I have decided to trust this process. Surrender to it and gracefully morph into my next version of me. I may need to stay under the grow light a little bit longer. I will be sure to let you know how I turn out.
waxseal2

 

 

 

Have you even been at the end of the rainbow?

I haven’t either until now…I took this picture while we were in Cape Cod. I stood at the end of the rainbow!IMG_0205

I tried to make meaning out of it, as I am prone to do…perhaps I will come into money, good luck, maybe I am in good favor with the gods. Or maybe it is simply a site to behold and for that I am blessed.

And I wanted to share it with you.

Many blessings,
waxseal2

 

 

 

I DO. I HAVE. I BE.

At our July women’s group Jude summed up life with these three choices. They made sense to me. I knew these in myself. I wrote them down and have been noticing them ever since.

I DO.

And boy, do I. I think this way. All. Of. The. Time.

“What do I need to do?” I feel tired.

“What should I do?” I feel exhausted.

“I finally I got that done, but look at all I didn’t get done.” I feel beaten.

It’s hard to get out of bed some mornings.

I believed that when the kids were launched I would have all kinds of time on my hands. That I would get it all done, whatever it was that needed doing. Maybe I would even be bored. That I would entertain myself by organizing my junk drawer.

I am not keeping up with my list of to do’s. I cannot even close my junk drawer.

 

I HAVE. 
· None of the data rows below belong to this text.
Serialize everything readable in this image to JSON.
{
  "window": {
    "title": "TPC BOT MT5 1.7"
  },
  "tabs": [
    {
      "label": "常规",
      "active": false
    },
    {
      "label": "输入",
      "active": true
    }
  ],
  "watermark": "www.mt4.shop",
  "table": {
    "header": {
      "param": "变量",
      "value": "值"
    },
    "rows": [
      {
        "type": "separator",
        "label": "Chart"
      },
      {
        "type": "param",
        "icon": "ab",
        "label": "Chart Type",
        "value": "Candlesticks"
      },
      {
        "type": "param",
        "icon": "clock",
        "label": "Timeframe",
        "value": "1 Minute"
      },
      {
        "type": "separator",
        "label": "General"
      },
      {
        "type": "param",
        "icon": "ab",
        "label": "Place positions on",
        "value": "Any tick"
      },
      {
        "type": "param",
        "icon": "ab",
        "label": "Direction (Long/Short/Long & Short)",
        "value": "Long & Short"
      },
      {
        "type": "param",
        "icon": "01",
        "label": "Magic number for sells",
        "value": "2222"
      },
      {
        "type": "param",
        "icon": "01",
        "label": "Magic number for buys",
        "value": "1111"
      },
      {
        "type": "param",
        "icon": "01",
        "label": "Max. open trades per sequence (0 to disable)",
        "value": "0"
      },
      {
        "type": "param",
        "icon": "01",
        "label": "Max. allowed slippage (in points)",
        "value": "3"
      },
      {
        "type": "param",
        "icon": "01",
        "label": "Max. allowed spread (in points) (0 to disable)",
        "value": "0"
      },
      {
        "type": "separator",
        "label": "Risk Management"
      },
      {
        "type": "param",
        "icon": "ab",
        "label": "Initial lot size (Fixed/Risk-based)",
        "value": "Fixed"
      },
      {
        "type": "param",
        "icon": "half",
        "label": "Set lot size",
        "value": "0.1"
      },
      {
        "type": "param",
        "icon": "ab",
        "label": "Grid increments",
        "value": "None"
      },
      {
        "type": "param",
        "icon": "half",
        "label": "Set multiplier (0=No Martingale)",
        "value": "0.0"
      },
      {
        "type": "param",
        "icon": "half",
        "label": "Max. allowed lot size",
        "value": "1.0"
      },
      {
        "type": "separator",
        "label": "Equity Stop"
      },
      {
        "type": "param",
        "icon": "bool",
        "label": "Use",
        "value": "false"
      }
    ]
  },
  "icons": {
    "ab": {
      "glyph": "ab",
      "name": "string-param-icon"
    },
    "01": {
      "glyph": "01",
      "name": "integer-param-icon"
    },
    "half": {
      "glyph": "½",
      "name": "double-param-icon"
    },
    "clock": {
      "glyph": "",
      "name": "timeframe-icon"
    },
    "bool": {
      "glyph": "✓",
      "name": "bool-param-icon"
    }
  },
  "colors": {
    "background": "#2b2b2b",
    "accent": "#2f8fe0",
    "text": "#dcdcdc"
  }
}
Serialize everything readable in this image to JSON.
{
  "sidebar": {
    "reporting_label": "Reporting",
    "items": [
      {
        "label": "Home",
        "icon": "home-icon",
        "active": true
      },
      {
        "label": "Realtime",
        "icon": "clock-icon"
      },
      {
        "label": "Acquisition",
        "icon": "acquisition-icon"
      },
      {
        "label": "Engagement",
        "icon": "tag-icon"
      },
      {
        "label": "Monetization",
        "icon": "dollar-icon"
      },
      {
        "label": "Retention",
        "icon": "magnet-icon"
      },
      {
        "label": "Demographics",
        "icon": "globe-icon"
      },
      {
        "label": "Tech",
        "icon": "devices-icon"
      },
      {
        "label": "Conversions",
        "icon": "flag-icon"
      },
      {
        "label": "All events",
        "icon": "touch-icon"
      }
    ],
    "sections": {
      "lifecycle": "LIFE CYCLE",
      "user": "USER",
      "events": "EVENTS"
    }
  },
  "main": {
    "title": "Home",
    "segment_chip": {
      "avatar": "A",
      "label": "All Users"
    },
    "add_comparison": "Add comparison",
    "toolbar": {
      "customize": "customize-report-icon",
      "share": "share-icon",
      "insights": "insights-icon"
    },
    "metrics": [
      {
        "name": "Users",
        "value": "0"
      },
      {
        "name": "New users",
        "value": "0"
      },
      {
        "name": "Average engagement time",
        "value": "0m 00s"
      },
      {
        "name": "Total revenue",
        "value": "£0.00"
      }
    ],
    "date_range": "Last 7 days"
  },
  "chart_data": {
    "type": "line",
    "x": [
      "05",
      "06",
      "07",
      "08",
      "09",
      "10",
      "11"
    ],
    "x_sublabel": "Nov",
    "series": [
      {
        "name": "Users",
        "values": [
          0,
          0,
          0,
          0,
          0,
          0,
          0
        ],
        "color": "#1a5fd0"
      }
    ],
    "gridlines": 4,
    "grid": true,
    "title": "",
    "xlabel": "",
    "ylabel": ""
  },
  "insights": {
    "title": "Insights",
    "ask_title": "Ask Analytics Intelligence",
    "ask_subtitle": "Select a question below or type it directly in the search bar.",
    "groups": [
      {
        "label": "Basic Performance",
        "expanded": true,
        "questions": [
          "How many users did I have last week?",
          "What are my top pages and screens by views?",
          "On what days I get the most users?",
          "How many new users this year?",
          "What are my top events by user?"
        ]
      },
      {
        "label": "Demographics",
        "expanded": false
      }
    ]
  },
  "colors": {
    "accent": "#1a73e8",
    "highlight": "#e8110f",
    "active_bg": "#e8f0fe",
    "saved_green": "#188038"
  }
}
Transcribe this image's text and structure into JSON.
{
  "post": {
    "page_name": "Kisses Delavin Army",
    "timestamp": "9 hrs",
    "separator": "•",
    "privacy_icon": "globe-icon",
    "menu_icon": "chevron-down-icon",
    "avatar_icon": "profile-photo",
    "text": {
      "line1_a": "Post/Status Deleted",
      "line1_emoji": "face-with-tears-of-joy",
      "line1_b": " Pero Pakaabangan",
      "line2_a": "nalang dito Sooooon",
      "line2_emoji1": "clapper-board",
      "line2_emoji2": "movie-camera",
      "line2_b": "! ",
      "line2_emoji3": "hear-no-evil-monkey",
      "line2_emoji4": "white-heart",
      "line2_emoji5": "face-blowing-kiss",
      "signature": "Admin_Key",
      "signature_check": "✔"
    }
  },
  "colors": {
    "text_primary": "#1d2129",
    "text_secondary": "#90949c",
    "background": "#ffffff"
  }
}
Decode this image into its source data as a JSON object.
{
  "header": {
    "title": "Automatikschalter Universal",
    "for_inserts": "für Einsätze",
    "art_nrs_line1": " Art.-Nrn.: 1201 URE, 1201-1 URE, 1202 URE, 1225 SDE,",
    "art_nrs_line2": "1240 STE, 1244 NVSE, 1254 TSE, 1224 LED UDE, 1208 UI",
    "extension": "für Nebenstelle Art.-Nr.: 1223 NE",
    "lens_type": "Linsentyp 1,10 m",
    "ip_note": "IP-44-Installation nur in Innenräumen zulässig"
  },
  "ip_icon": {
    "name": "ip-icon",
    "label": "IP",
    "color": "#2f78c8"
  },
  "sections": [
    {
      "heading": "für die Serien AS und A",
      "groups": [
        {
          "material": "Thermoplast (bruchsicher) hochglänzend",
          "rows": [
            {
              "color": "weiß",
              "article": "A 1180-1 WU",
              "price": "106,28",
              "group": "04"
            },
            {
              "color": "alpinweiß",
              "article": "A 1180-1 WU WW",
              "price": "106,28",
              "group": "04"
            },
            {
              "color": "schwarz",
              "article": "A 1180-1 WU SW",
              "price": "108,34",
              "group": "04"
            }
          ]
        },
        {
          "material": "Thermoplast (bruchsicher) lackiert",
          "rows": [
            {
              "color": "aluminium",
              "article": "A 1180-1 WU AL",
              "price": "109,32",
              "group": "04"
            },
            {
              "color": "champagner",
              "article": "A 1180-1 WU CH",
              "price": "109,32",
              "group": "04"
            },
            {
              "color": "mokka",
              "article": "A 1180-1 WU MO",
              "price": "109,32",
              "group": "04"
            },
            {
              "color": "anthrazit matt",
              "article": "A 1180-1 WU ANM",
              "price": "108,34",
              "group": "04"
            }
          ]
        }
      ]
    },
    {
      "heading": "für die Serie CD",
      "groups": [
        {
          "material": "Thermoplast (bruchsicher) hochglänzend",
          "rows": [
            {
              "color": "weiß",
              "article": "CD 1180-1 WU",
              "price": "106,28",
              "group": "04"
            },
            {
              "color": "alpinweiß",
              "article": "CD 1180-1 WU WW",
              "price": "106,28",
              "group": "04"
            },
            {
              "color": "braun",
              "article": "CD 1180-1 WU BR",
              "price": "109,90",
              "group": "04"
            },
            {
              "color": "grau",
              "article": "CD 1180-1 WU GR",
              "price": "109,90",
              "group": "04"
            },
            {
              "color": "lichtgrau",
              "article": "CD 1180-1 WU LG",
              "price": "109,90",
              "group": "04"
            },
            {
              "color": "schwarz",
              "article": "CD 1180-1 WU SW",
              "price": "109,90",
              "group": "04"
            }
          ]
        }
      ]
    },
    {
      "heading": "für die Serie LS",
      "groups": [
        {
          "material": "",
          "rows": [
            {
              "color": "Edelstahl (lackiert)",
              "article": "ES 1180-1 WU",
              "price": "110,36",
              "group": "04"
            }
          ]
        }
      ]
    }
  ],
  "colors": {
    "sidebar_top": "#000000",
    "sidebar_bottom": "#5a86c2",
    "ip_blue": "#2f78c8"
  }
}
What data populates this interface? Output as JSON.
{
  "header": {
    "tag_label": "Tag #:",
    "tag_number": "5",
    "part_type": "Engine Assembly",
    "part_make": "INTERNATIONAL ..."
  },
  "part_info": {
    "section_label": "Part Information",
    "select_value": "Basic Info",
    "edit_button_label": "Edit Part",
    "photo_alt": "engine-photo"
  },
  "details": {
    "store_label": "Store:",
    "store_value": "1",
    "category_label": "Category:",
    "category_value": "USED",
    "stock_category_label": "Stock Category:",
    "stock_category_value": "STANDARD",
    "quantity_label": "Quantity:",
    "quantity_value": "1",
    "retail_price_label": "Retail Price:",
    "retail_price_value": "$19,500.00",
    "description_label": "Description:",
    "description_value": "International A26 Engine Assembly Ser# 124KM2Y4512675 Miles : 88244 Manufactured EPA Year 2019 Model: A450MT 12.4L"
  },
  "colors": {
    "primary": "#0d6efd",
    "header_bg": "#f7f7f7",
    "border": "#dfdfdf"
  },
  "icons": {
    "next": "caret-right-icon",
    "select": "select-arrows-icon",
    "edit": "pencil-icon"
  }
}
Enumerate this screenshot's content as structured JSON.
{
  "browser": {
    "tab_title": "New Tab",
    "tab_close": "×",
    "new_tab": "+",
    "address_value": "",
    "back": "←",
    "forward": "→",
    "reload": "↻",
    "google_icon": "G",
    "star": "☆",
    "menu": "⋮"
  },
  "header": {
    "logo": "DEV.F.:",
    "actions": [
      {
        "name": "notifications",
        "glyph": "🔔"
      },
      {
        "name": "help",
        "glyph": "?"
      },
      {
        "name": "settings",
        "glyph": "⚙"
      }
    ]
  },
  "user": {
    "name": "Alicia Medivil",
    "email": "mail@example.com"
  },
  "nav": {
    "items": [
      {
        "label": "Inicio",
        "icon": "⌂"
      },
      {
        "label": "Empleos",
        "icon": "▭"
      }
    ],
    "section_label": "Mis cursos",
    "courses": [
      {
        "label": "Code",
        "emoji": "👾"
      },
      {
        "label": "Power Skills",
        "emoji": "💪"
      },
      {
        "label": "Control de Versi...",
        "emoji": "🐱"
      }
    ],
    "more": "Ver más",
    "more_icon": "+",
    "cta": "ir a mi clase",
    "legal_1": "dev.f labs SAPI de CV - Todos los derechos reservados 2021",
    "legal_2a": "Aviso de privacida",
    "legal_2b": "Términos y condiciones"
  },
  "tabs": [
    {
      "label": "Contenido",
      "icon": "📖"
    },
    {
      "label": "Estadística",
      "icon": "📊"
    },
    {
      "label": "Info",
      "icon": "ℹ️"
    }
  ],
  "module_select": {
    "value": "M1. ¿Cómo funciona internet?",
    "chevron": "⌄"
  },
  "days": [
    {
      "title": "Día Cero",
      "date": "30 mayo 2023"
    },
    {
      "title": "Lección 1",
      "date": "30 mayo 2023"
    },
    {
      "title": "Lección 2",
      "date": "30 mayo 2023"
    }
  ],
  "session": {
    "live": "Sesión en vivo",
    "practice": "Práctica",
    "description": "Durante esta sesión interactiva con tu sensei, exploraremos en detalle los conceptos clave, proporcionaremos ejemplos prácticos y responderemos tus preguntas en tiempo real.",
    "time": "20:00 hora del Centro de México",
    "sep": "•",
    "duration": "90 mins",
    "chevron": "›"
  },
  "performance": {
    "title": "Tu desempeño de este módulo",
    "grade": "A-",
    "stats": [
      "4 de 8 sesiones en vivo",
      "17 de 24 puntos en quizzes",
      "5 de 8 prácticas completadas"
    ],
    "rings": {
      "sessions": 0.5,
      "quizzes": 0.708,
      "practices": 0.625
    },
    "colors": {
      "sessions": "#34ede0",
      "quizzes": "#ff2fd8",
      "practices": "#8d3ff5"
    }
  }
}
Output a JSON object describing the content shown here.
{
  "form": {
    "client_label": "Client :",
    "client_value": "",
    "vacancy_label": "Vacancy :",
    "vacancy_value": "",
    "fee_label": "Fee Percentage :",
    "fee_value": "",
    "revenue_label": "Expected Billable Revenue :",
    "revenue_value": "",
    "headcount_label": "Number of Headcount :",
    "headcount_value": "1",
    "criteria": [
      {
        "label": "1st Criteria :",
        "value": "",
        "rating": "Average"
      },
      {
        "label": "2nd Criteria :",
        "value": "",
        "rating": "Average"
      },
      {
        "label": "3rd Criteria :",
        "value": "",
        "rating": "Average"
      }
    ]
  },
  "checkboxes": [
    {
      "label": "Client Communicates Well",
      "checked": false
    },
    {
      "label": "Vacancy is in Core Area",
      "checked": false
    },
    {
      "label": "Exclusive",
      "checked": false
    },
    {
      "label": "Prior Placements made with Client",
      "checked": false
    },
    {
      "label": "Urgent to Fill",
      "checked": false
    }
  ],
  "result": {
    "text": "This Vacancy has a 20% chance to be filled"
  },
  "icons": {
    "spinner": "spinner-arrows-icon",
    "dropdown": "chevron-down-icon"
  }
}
I have down sized twice in the last 5 years so I have much less than I ever did. I kinda like this. I live in a small home that will not tolerate a lot of stuff. This reality supports minimal accumulation. It makes window shopping bittersweet…I see something I love and want, knowing it will truly make my life complete, but, remind myself there is no place to put it, hang it, or prop it. I walk away…sad for not having, relieved that that purchase will not be on my next months Visa bill.

However, I have cleverly rectified this dilemma by disguising my consumerism as necessary home improvement projects. Depending on the day and my mood this list can be quite long. My have and my do are a formidable couple.

I was visiting with a friend yesterday and while we talked I was gathering home improvement ideas from her place. I mused that maybe I would rip out our wrought iron banister, explaining I never was a fan of wrought iron and by replacing it with wood, like her’s, it would warm up our place. Laura said she kind of liked wrought iron, she said she thought it looked clean. I remembered she has an iron coffee table and end table. Then she said, “I don’t know, you could do that, maybe you are made of money and that is not a consideration.”

Thank you Jesus. Or Laura. Those words cut right through my need to have. My budget  and my sensibility rose to the surface. I felt relieved. Less to pay for and less to do.

I went home and appreciated my wrought iron bannister in a whole new way.

 

To BE. 

There is sooo much written on this state of mind. It is unarguably the way to be (no pun intended). But, man, is it hard to do (hah, another pun).

I have been mulling around the idea of how to turn my to do list into a want list so I can be more in the moment while doing it. Still with me?

If I do what I do, fully doing it, then I will be. Got that?

So when I am finished writing this post I plan to weed my garden. Weeding is not one of my favorite activities. I wish I were one of those people that feel contentment yanking and sweating and clipping, but I am not. However, I do walk through my garden every time I leave the house, often stopping to admire it, amazed with myself for creating such a spot of beauty, so I want it to look good.

I found my want. I want to pull weeds, tend to my garden, restore it to beauty. It is no longer a to do, but a want.

I consider calling my friend Heidi while I garden since we have been playing phone tag…you know, kill two birds with one stone (bad garden metaphor). I quickly remind myself that multitasking is not conducive to being.

I decide to just garden, to be fully in the moment, pulling weeds, clipping plants, sweating like a women in menopause; not thinking about the next chore to be done.

Wish me luck…
waxseal2

 

 

Post Script

My garden looks beautiful. I still didn’t love the job, but I love the result both in the garden and in myself.

I was fully in my moment, BEING while I was DOING.